## What is expected
The answer must be the full listing, reproduced word for word.

____

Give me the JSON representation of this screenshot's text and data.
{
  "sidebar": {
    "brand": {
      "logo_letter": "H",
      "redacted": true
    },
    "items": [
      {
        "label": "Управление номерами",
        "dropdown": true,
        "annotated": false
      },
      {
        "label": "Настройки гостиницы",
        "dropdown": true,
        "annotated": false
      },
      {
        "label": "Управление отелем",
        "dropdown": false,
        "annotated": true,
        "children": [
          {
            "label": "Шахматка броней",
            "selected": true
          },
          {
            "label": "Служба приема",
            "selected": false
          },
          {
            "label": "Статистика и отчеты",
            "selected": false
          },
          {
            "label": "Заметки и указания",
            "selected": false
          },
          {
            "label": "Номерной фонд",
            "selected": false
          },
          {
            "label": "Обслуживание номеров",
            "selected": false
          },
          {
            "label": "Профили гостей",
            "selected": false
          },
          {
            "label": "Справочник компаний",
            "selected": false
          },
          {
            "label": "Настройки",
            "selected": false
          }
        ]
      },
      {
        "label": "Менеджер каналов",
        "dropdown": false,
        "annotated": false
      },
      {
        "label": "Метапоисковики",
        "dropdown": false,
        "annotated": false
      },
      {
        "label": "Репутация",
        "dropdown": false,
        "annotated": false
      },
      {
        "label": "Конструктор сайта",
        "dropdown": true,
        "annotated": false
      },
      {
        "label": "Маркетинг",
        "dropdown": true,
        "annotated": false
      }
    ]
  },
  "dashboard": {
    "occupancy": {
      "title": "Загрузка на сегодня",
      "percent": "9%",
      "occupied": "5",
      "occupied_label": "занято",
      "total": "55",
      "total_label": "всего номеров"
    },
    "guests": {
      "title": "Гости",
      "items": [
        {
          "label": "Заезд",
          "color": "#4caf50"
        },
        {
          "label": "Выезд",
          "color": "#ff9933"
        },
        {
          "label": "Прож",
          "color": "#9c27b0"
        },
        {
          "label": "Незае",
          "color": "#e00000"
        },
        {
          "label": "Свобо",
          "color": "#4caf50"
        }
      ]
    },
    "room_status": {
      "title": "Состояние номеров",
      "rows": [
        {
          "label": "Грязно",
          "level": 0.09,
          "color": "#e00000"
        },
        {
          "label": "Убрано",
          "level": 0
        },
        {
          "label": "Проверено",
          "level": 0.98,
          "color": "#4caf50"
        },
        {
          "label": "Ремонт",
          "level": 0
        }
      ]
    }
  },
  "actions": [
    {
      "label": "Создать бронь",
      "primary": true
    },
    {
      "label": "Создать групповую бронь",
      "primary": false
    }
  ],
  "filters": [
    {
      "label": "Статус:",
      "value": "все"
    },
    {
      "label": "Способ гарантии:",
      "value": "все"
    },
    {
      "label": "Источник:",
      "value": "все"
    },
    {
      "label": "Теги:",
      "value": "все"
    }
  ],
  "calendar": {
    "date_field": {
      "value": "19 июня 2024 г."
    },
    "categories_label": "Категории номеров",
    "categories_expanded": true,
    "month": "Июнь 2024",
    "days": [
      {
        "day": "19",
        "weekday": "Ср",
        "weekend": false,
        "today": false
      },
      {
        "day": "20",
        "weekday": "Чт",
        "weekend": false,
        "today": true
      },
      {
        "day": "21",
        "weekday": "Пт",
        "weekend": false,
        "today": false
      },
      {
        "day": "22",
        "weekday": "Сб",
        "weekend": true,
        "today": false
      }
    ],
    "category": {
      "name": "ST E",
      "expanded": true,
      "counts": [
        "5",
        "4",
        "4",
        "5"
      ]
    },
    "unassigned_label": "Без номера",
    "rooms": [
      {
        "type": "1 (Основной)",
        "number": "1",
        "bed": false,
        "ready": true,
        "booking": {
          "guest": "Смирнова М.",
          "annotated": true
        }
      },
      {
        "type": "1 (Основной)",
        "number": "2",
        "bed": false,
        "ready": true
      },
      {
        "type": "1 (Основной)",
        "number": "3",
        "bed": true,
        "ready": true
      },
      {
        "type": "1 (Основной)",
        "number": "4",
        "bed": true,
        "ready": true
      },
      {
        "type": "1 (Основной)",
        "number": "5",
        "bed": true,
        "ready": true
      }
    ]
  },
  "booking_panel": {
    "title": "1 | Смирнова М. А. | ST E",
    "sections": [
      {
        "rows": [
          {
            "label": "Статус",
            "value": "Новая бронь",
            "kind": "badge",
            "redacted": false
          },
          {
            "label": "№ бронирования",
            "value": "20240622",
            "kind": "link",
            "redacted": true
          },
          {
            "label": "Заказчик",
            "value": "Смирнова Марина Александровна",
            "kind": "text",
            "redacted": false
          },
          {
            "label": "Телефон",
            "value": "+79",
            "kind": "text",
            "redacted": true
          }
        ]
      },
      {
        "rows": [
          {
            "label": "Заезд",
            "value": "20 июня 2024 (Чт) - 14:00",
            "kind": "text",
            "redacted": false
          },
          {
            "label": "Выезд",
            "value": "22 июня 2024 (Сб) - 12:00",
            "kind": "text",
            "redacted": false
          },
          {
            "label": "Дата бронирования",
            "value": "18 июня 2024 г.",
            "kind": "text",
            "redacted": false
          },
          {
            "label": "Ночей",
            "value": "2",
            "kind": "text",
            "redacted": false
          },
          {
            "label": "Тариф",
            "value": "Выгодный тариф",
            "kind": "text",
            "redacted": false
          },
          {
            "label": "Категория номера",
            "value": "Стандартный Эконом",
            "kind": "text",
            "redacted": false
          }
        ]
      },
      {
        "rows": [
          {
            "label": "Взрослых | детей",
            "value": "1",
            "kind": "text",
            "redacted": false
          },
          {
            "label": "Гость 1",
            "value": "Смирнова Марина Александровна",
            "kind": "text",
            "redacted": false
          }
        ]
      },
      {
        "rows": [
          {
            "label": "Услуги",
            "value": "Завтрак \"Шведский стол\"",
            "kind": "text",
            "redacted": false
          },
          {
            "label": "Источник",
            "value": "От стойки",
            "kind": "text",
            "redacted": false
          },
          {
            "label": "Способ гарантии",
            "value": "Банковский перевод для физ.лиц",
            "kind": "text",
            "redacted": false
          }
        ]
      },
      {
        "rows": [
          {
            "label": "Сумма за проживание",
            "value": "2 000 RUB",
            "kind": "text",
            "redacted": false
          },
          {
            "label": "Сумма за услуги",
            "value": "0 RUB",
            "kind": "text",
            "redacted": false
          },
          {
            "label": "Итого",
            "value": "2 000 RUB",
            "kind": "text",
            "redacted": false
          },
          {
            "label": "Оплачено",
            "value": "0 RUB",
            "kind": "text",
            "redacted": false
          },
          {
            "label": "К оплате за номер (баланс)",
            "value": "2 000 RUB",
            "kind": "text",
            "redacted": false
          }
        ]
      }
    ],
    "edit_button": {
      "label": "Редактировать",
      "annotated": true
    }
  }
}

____

## Solution for this problem
Give me the JSON representation of this screenshot's text and data.
{
  "sidebar": {
    "brand": {
      "logo_letter": "H",
      "redacted": true
    },
    "items": [
      {
        "label": "Управление номерами",
        "dropdown": true,
        "annotated": false
      },
      {
        "label": "Настройки гостиницы",
        "dropdown": true,
        "annotated": false
      },
      {
        "label": "Управление отелем",
        "dropdown": false,
        "annotated": true,
        "children": [
          {
            "label": "Шахматка броней",
            "selected": true
          },
          {
            "label": "Служба приема",
            "selected": false
          },
          {
            "label": "Статистика и отчеты",
            "selected": false
          },
          {
            "label": "Заметки и указания",
            "selected": false
          },
          {
            "label": "Номерной фонд",
            "selected": false
          },
          {
            "label": "Обслуживание номеров",
            "selected": false
          },
          {
            "label": "Профили гостей",
            "selected": false
          },
          {
            "label": "Справочник компаний",
            "selected": false
          },
          {
            "label": "Настройки",
            "selected": false
          }
        ]
      },
      {
        "label": "Менеджер каналов",
        "dropdown": false,
        "annotated": false
      },
      {
        "label": "Метапоисковики",
        "dropdown": false,
        "annotated": false
      },
      {
        "label": "Репутация",
        "dropdown": false,
        "annotated": false
      },
      {
        "label": "Конструктор сайта",
        "dropdown": true,
        "annotated": false
      },
      {
        "label": "Маркетинг",
        "dropdown": true,
        "annotated": false
      }
    ]
  },
  "dashboard": {
    "occupancy": {
      "title": "Загрузка на сегодня",
      "percent": "9%",
      "occupied": "5",
      "occupied_label": "занято",
      "total": "55",
      "total_label": "всего номеров"
    },
    "guests": {
      "title": "Гости",
      "items": [
        {
          "label": "Заезд",
          "color": "#4caf50"
        },
        {
          "label": "Выезд",
          "color": "#ff9933"
        },
        {
          "label": "Прож",
          "color": "#9c27b0"
        },
        {
          "label": "Незае",
          "color": "#e00000"
        },
        {
          "label": "Свобо",
          "color": "#4caf50"
        }
      ]
    },
    "room_status": {
      "title": "Состояние номеров",
      "rows": [
        {
          "label": "Грязно",
          "level": 0.09,
          "color": "#e00000"
        },
        {
          "label": "Убрано",
          "level": 0
        },
        {
          "label": "Проверено",
          "level": 0.98,
          "color": "#4caf50"
        },
        {
          "label": "Ремонт",
          "level": 0
        }
      ]
    }
  },
  "actions": [
    {
      "label": "Создать бронь",
      "primary": true
    },
    {
      "label": "Создать групповую бронь",
      "primary": false
    }
  ],
  "filters": [
    {
      "label": "Статус:",
      "value": "все"
    },
    {
      "label": "Способ гарантии:",
      "value": "все"
    },
    {
      "label": "Источник:",
      "value": "все"
    },
    {
      "label": "Теги:",
      "value": "все"
    }
  ],
  "calendar": {
    "date_field": {
      "value": "19 июня 2024 г."
    },
    "categories_label": "Категории номеров",
    "categories_expanded": true,
    "month": "Июнь 2024",
    "days": [
      {
        "day": "19",
        "weekday": "Ср",
        "weekend": false,
        "today": false
      },
      {
        "day": "20",
        "weekday": "Чт",
        "weekend": false,
        "today": true
      },
      {
        "day": "21",
        "weekday": "Пт",
        "weekend": false,
        "today": false
      },
      {
        "day": "22",
        "weekday": "Сб",
        "weekend": true,
        "today": false
      }
    ],
    "category": {
      "name": "ST E",
      "expanded": true,
      "counts": [
        "5",
        "4",
        "4",
        "5"
      ]
    },
    "unassigned_label": "Без номера",
    "rooms": [
      {
        "type": "1 (Основной)",
        "number": "1",
        "bed": false,
        "ready": true,
        "booking": {
          "guest": "Смирнова М.",
          "annotated": true
        }
      },
      {
        "type": "1 (Основной)",
        "number": "2",
        "bed": false,
        "ready": true
      },
      {
        "type": "1 (Основной)",
        "number": "3",
        "bed": true,
        "ready": true
      },
      {
        "type": "1 (Основной)",
        "number": "4",
        "bed": true,
        "ready": true
      },
      {
        "type": "1 (Основной)",
        "number": "5",
        "bed": true,
        "ready": true
      }
    ]
  },
  "booking_panel": {
    "title": "1 | Смирнова М. А. | ST E",
    "sections": [
      {
        "rows": [
          {
            "label": "Статус",
            "value": "Новая бронь",
            "kind": "badge",
            "redacted": false
          },
          {
            "label": "№ бронирования",
            "value": "20240622",
            "kind": "link",
            "redacted": true
          },
          {
            "label": "Заказчик",
            "value": "Смирнова Марина Александровна",
            "kind": "text",
            "redacted": false
          },
          {
            "label": "Телефон",
            "value": "+79",
            "kind": "text",
            "redacted": true
          }
        ]
      },
      {
        "rows": [
          {
            "label": "Заезд",
            "value": "20 июня 2024 (Чт) - 14:00",
            "kind": "text",
            "redacted": false
          },
          {
            "label": "Выезд",
            "value": "22 июня 2024 (Сб) - 12:00",
            "kind": "text",
            "redacted": false
          },
          {
            "label": "Дата бронирования",
            "value": "18 июня 2024 г.",
            "kind": "text",
            "redacted": false
          },
          {
            "label": "Ночей",
            "value": "2",
            "kind": "text",
            "redacted": false
          },
          {
            "label": "Тариф",
            "value": "Выгодный тариф",
            "kind": "text",
            "redacted": false
          },
          {
            "label": "Категория номера",
            "value": "Стандартный Эконом",
            "kind": "text",
            "redacted": false
          }
        ]
      },
      {
        "rows": [
          {
            "label": "Взрослых | детей",
            "value": "1",
            "kind": "text",
            "redacted": false
          },
          {
            "label": "Гость 1",
            "value": "Смирнова Марина Александровна",
            "kind": "text",
            "redacted": false
          }
        ]
      },
      {
        "rows": [
          {
            "label": "Услуги",
            "value": "Завтрак \"Шведский стол\"",
            "kind": "text",
            "redacted": false
          },
          {
            "label": "Источник",
            "value": "От стойки",
            "kind": "text",
            "redacted": false
          },
          {
            "label": "Способ гарантии",
            "value": "Банковский перевод для физ.лиц",
            "kind": "text",
            "redacted": false
          }
        ]
      },
      {
        "rows": [
          {
            "label": "Сумма за проживание",
            "value": "2 000 RUB",
            "kind": "text",
            "redacted": false
          },
          {
            "label": "Сумма за услуги",
            "value": "0 RUB",
            "kind": "text",
            "redacted": false
          },
          {
            "label": "Итого",
            "value": "2 000 RUB",
            "kind": "text",
            "redacted": false
          },
          {
            "label": "Оплачено",
            "value": "0 RUB",
            "kind": "text",
            "redacted": false
          },
          {
            "label": "К оплате за номер (баланс)",
            "value": "2 000 RUB",
            "kind": "text",
            "redacted": false
          }
        ]
      }
    ],
    "edit_button": {
      "label": "Редактировать",
      "annotated": true
    }
  }
}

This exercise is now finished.